Examine the records below. Report how many of their lines contain the word "hours", with no other content.

→ **DATA PROVIDED**
━━━━

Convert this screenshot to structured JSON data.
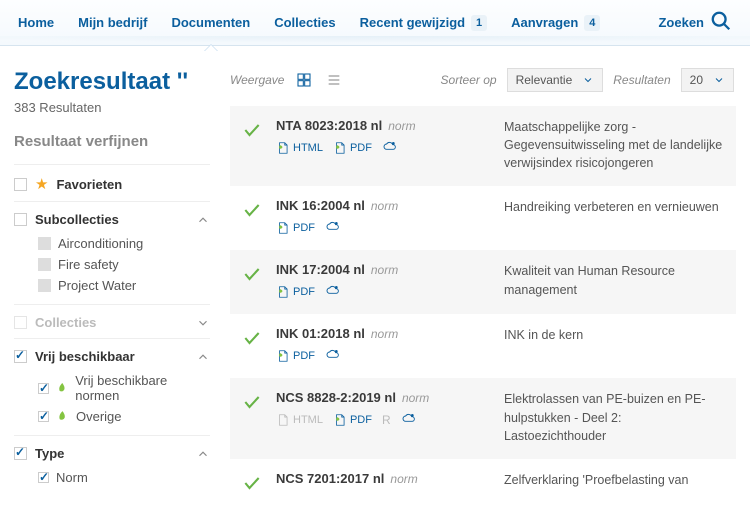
{
  "nav": {
    "items": [
      {
        "label": "Home"
      },
      {
        "label": "Mijn bedrijf"
      },
      {
        "label": "Documenten",
        "active": true
      },
      {
        "label": "Collecties"
      },
      {
        "label": "Recent gewijzigd",
        "badge": "1"
      },
      {
        "label": "Aanvragen",
        "badge": "4"
      }
    ],
    "search_label": "Zoeken"
  },
  "page": {
    "title": "Zoekresultaat ''",
    "count": "383 Resultaten",
    "refine": "Resultaat verfijnen"
  },
  "facets": {
    "fav": {
      "label": "Favorieten"
    },
    "sub": {
      "label": "Subcollecties",
      "items": [
        "Airconditioning",
        "Fire safety",
        "Project Water"
      ]
    },
    "col": {
      "label": "Collecties"
    },
    "vrij": {
      "label": "Vrij beschikbaar",
      "items": [
        "Vrij beschikbare normen",
        "Overige"
      ]
    },
    "type": {
      "label": "Type",
      "items": [
        "Norm"
      ]
    }
  },
  "controls": {
    "view_label": "Weergave",
    "sort_label": "Sorteer op",
    "sort_value": "Relevantie",
    "perpage_label": "Resultaten",
    "perpage_value": "20"
  },
  "results": [
    {
      "id": "NTA 8023:2018 nl",
      "type": "norm",
      "desc": "Maatschappelijke zorg - Gegevensuitwisseling met de landelijke verwijsindex risicojongeren",
      "fmts": [
        {
          "t": "HTML",
          "leaf": true
        },
        {
          "t": "PDF",
          "leaf": true
        }
      ],
      "cloud": true,
      "alt": true
    },
    {
      "id": "INK 16:2004 nl",
      "type": "norm",
      "desc": "Handreiking verbeteren en vernieuwen",
      "fmts": [
        {
          "t": "PDF",
          "leaf": true
        }
      ],
      "cloud": true,
      "alt": false
    },
    {
      "id": "INK 17:2004 nl",
      "type": "norm",
      "desc": "Kwaliteit van Human Resource management",
      "fmts": [
        {
          "t": "PDF",
          "leaf": true
        }
      ],
      "cloud": true,
      "alt": true
    },
    {
      "id": "INK 01:2018 nl",
      "type": "norm",
      "desc": "INK in de kern",
      "fmts": [
        {
          "t": "PDF",
          "leaf": true
        }
      ],
      "cloud": true,
      "alt": false
    },
    {
      "id": "NCS 8828-2:2019 nl",
      "type": "norm",
      "desc": "Elektrolassen van PE-buizen en PE-hulpstukken - Deel 2: Lastoezichthouder",
      "fmts": [
        {
          "t": "HTML",
          "muted": true
        },
        {
          "t": "PDF",
          "leaf": true
        }
      ],
      "revoked": "R",
      "cloud": true,
      "alt": true
    },
    {
      "id": "NCS 7201:2017 nl",
      "type": "norm",
      "desc": "Zelfverklaring 'Proefbelasting van",
      "fmts": [],
      "alt": false,
      "partial": true
    }
  ]
}
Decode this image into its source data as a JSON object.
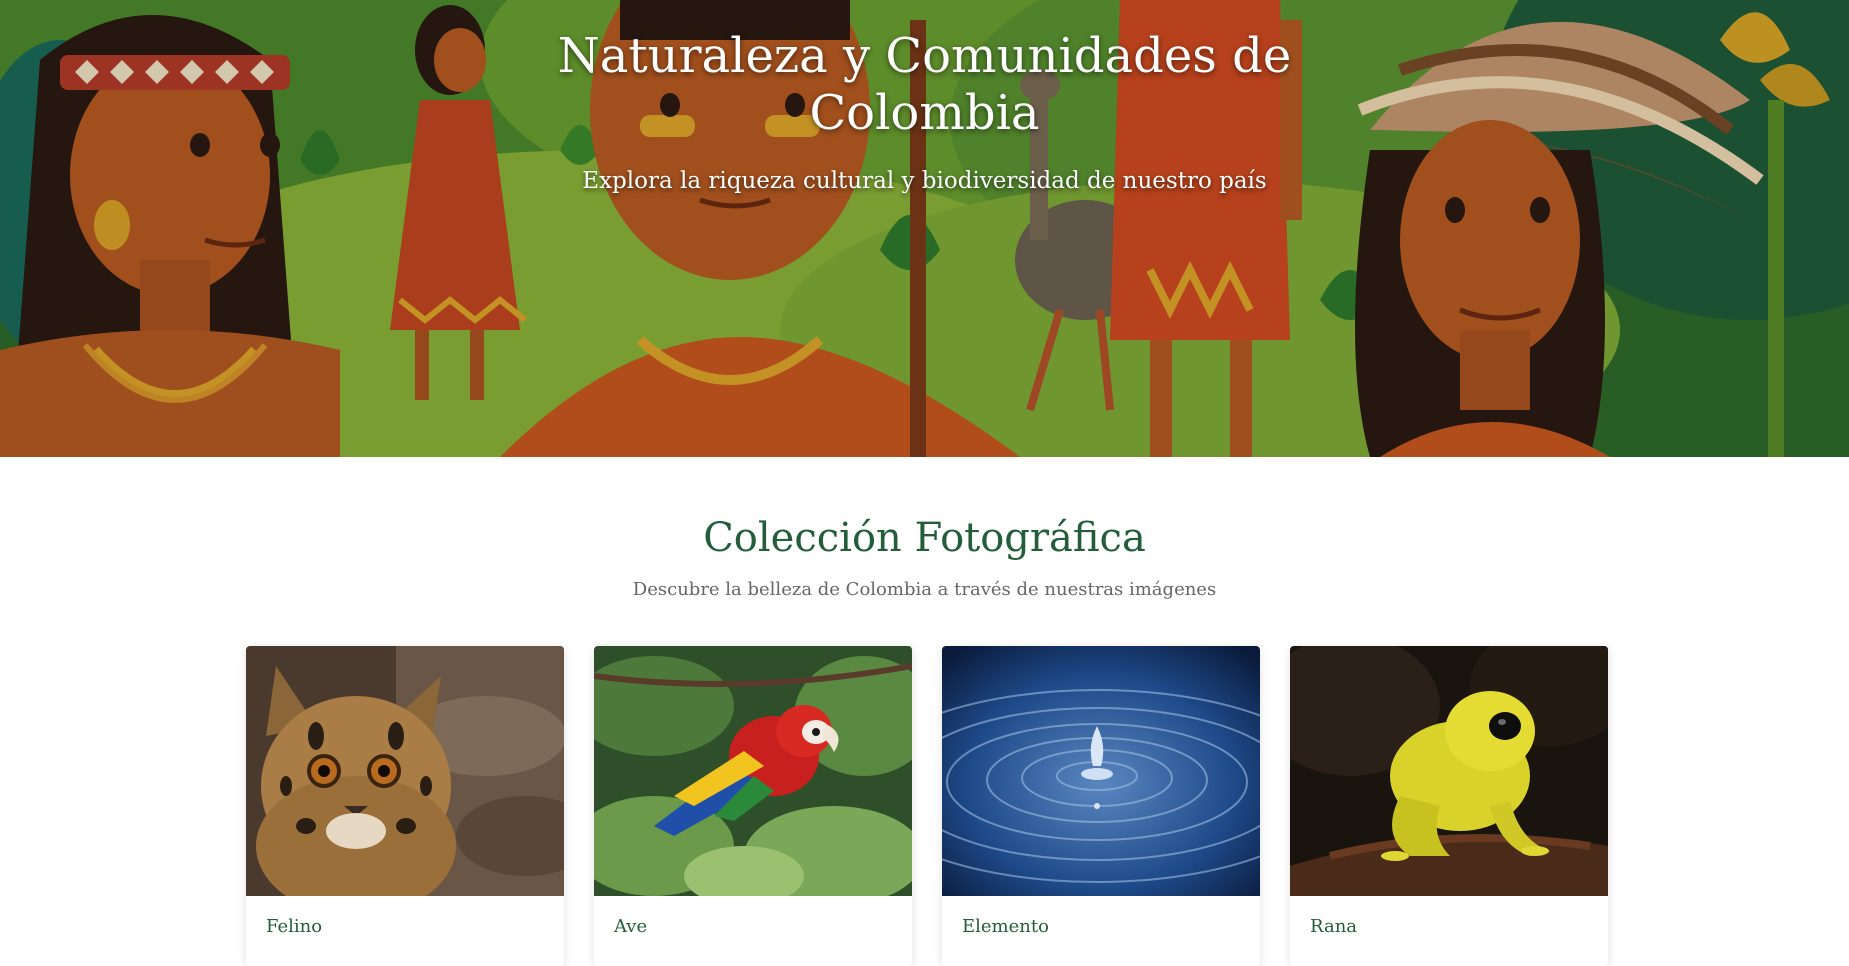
{
  "hero": {
    "title": "Naturaleza y Comunidades de Colombia",
    "subtitle": "Explora la riqueza cultural y biodiversidad de nuestro país"
  },
  "gallery": {
    "title": "Colección Fotográfica",
    "subtitle": "Descubre la belleza de Colombia a través de nuestras imágenes",
    "cards": [
      {
        "label": "Felino",
        "icon": "ocelot-photo"
      },
      {
        "label": "Ave",
        "icon": "macaw-photo"
      },
      {
        "label": "Elemento",
        "icon": "water-drop-photo"
      },
      {
        "label": "Rana",
        "icon": "yellow-frog-photo"
      }
    ]
  },
  "colors": {
    "accent_green": "#235d3a",
    "subtitle_gray": "#666666"
  }
}
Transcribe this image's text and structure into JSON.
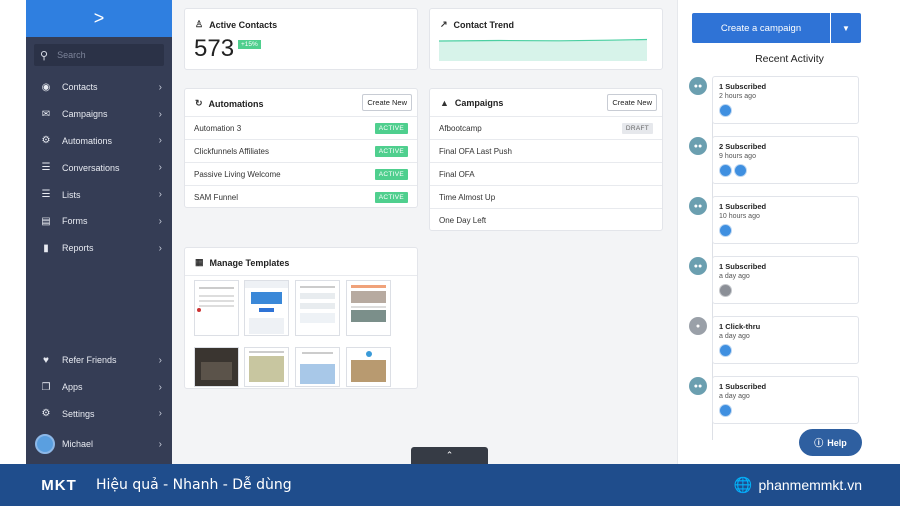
{
  "sidebar": {
    "search_placeholder": "Search",
    "items": [
      {
        "label": "Contacts",
        "icon": "contacts-icon"
      },
      {
        "label": "Campaigns",
        "icon": "campaigns-icon"
      },
      {
        "label": "Automations",
        "icon": "automations-icon"
      },
      {
        "label": "Conversations",
        "icon": "conversations-icon"
      },
      {
        "label": "Lists",
        "icon": "lists-icon"
      },
      {
        "label": "Forms",
        "icon": "forms-icon"
      },
      {
        "label": "Reports",
        "icon": "reports-icon"
      }
    ],
    "bottom_items": [
      {
        "label": "Refer Friends",
        "icon": "heart-icon"
      },
      {
        "label": "Apps",
        "icon": "apps-icon"
      },
      {
        "label": "Settings",
        "icon": "gear-icon"
      },
      {
        "label": "Michael",
        "icon": "avatar"
      }
    ]
  },
  "active_contacts": {
    "title": "Active Contacts",
    "count": "573",
    "change": "+15%"
  },
  "contact_trend": {
    "title": "Contact Trend"
  },
  "automations": {
    "title": "Automations",
    "create_label": "Create New",
    "rows": [
      {
        "name": "Automation 3",
        "status": "ACTIVE"
      },
      {
        "name": "Clickfunnels Affiliates",
        "status": "ACTIVE"
      },
      {
        "name": "Passive Living Welcome",
        "status": "ACTIVE"
      },
      {
        "name": "SAM Funnel",
        "status": "ACTIVE"
      }
    ]
  },
  "campaigns": {
    "title": "Campaigns",
    "create_label": "Create New",
    "rows": [
      {
        "name": "Afbootcamp",
        "status": "DRAFT"
      },
      {
        "name": "Final OFA Last Push",
        "status": ""
      },
      {
        "name": "Final OFA",
        "status": ""
      },
      {
        "name": "Time Almost Up",
        "status": ""
      },
      {
        "name": "One Day Left",
        "status": ""
      }
    ]
  },
  "templates": {
    "title": "Manage Templates"
  },
  "right_panel": {
    "create_campaign_label": "Create a campaign",
    "recent_activity_title": "Recent Activity",
    "activities": [
      {
        "title": "1 Subscribed",
        "time": "2 hours ago"
      },
      {
        "title": "2 Subscribed",
        "time": "9 hours ago"
      },
      {
        "title": "1 Subscribed",
        "time": "10 hours ago"
      },
      {
        "title": "1 Subscribed",
        "time": "a day ago"
      },
      {
        "title": "1 Click-thru",
        "time": "a day ago"
      },
      {
        "title": "1 Subscribed",
        "time": "a day ago"
      }
    ]
  },
  "help_label": "Help",
  "footer": {
    "logo_text": "MKT",
    "slogan": "Hiệu quả - Nhanh - Dễ dùng",
    "site": "phanmemmkt.vn"
  },
  "colors": {
    "accent": "#2f73d6",
    "sidebar": "#353d55",
    "active_badge": "#4fcf8e",
    "footer": "#1f4d8c"
  }
}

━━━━

→ **RESULT OF THE EXERCISE**
3